It’s no secret that many voters are skeptical about trusting the word of their elected politicians. One candidate vying to be the next mayor of Los Angeles says he’s putting his money where his mouth is and is challenging his opponents to do the same.

Craig Greiwe, a business exec and one of 12 people hoping to succeed Mayor Eric Garcetti as L.A.’s highest public official, held a press conference Wednesday to announce a challenge to his competitors: answer important questions about your campaign, while hooked up to a polygraph test, and share the results with the public.

“There is no difference between an empty promise and a lie. They are all lies,” Greiwe said in a news release. “There has to be an end to the lies. I am willing to stand on the steps of City Hall and go on record under lie detector about anything and everything the voters and political journalists want to know.”

Greiwe is considered a longshot in June’s mayoral election, with both U.S. Rep. Karen Bass and businessman Rick Caruso sporting sizeable leads in most polls, but the former chief strategy officer for marketing firm R&C PMK is hoping his apparent transparency will resonate with voters.

The mayoral candidate announced the results of his polygraph test during a press conference at City Hall Wednesday morning. Greiwe said he completed the lie detector test on May 11 and provided an image of him apparently strapped up to the machine, as well as a document with his purported results.

He answered four questions as part of the polygraph test:

  • Have you ever been under a criminal or ethics investigation or inquiry?
  • Do you want to be more than mayor, such as senator or governor?
  • Will you put the city’s interests above your own personal and business interests?
  • Do you believe that Roe v. Wade is settled precedent?

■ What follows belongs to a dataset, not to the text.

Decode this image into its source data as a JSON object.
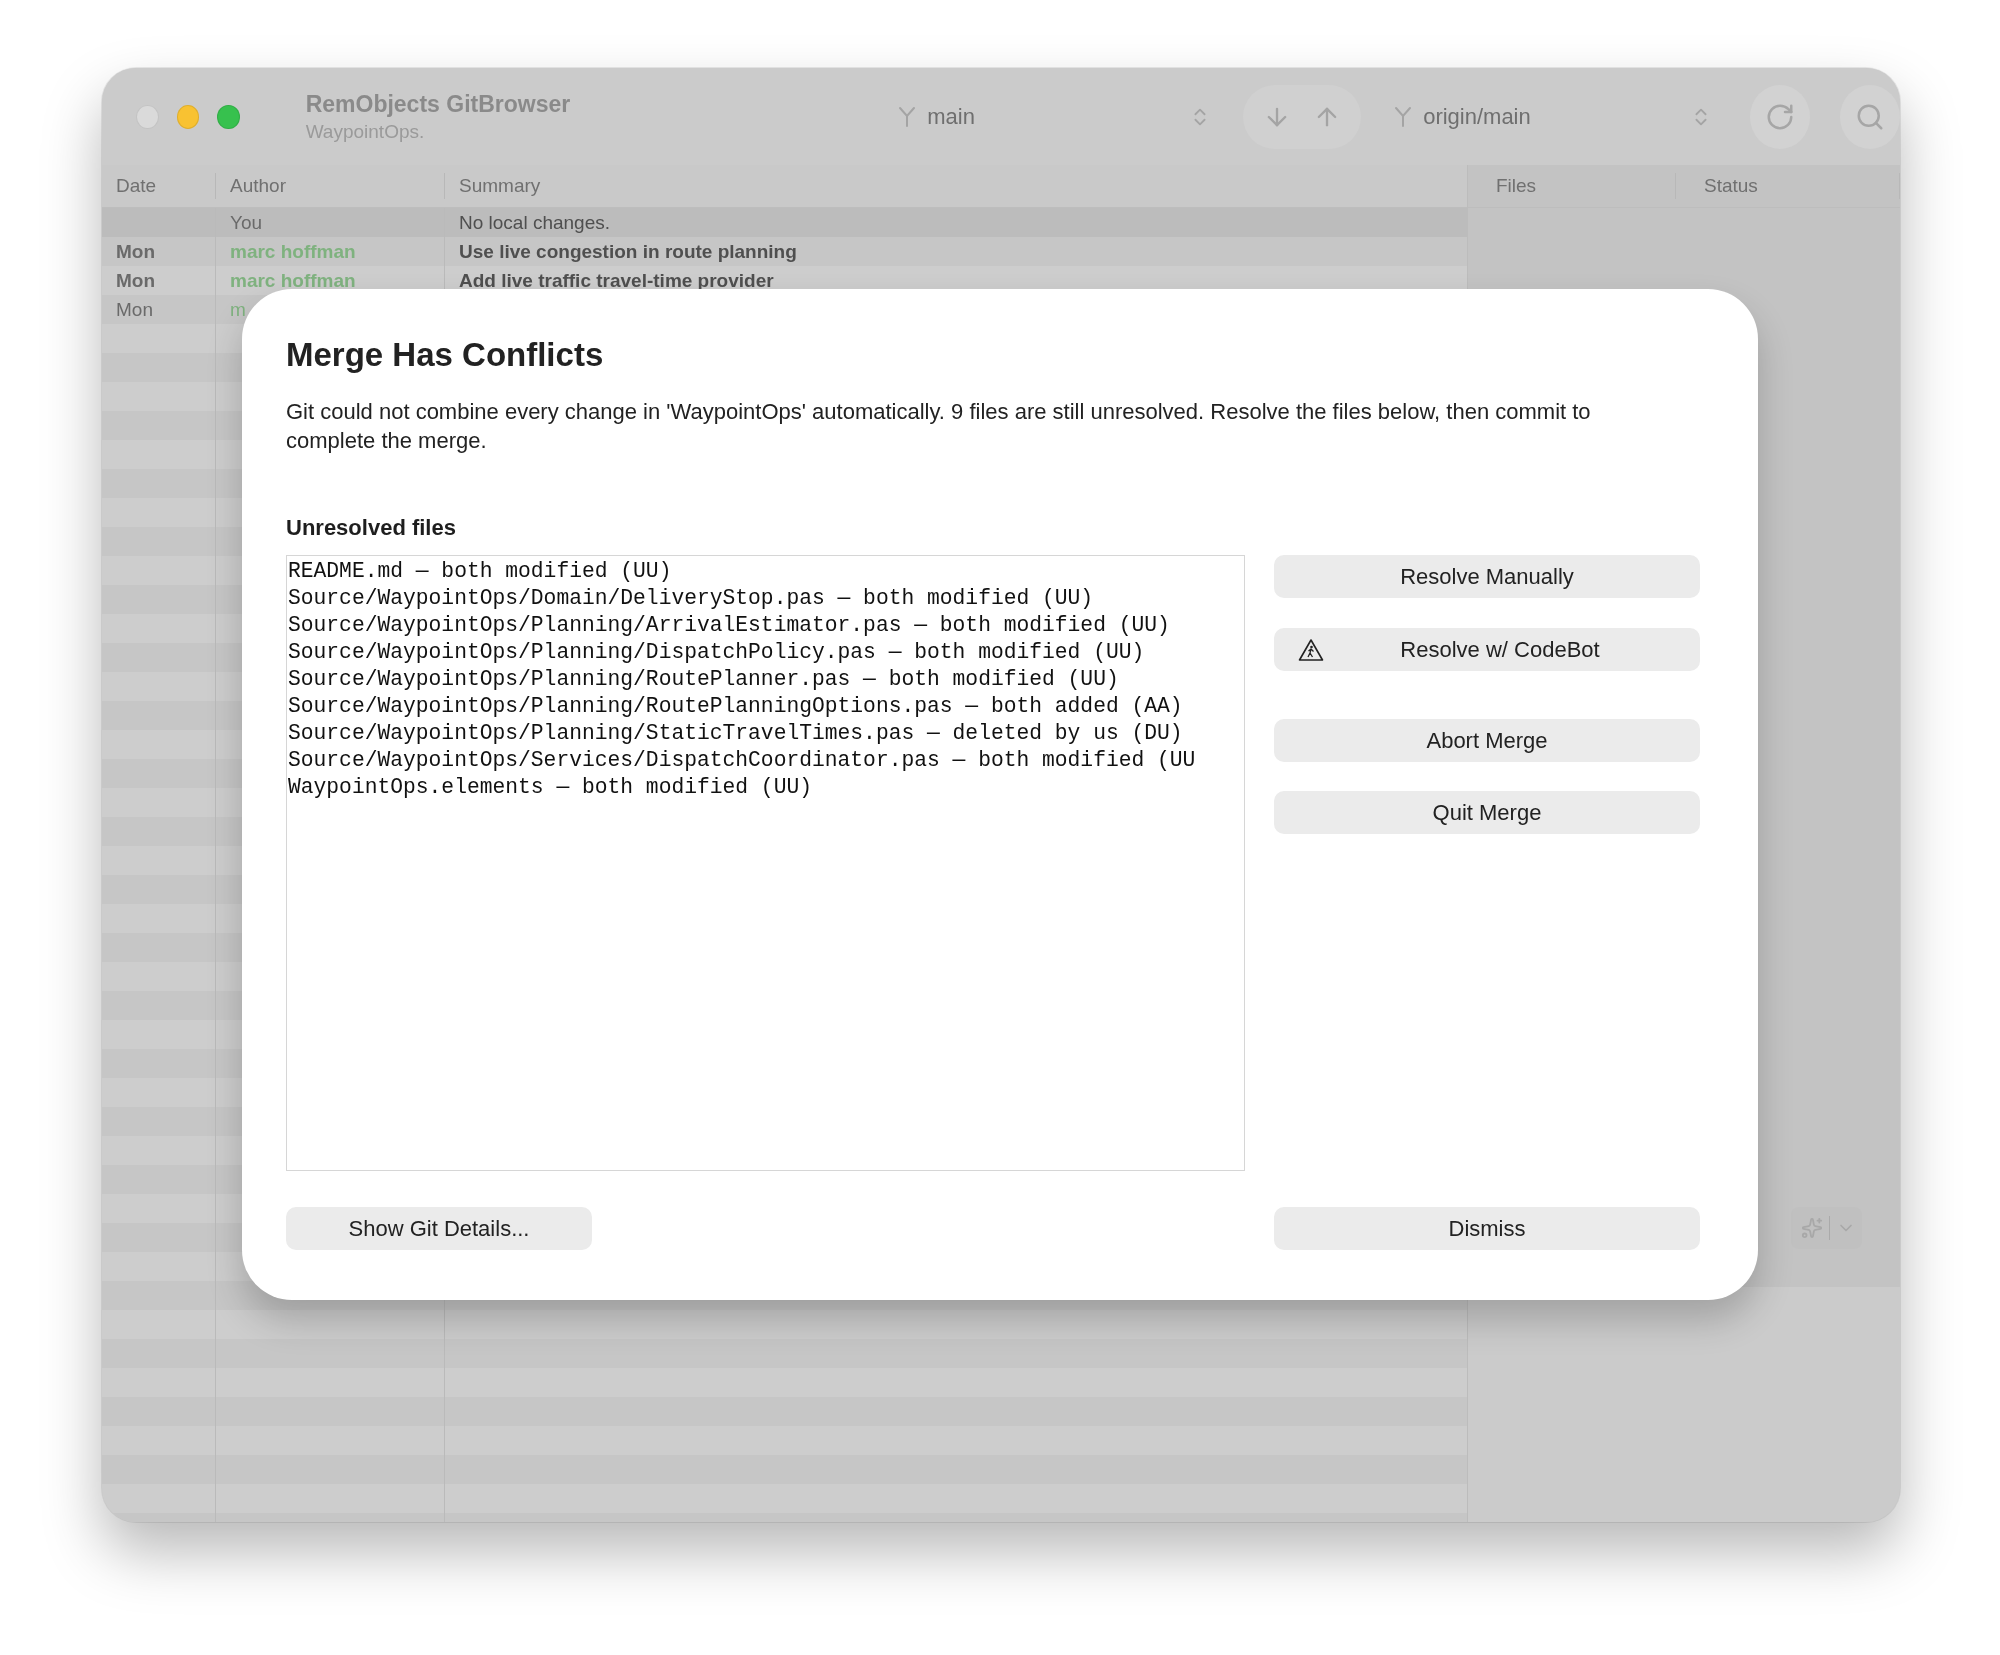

Greiwe answered “no,” “no,” “yes” and “yes” to the four questions. John Grogan, who is listed in the document as a senior polygraph examiner for CertifiedPolygraph.com, described Greiwe’s responses as having “no deception indicated.”

Although used often in crime media and fictional whodunnits, the science on polygraphs is … up for some debate.

According to the American Psychological Association, most psychologists agree that “there is little evidence that polygraph tests can accurately detect lies” and natural emotions like nervousness can make a truthful person appear to be lying, while an actual liar might pass the test by keeping their anxiety in check.

In California, polygraph tests are not admissible in court, except in very rare circumstances.

So while Greiwe may have passed his lie detector test, and in the event one of his competitors decides to take him up on the challenge (none have so far), it’s probably not a reliable measure of a politician’s honesty or integrity.

But it does make for great television.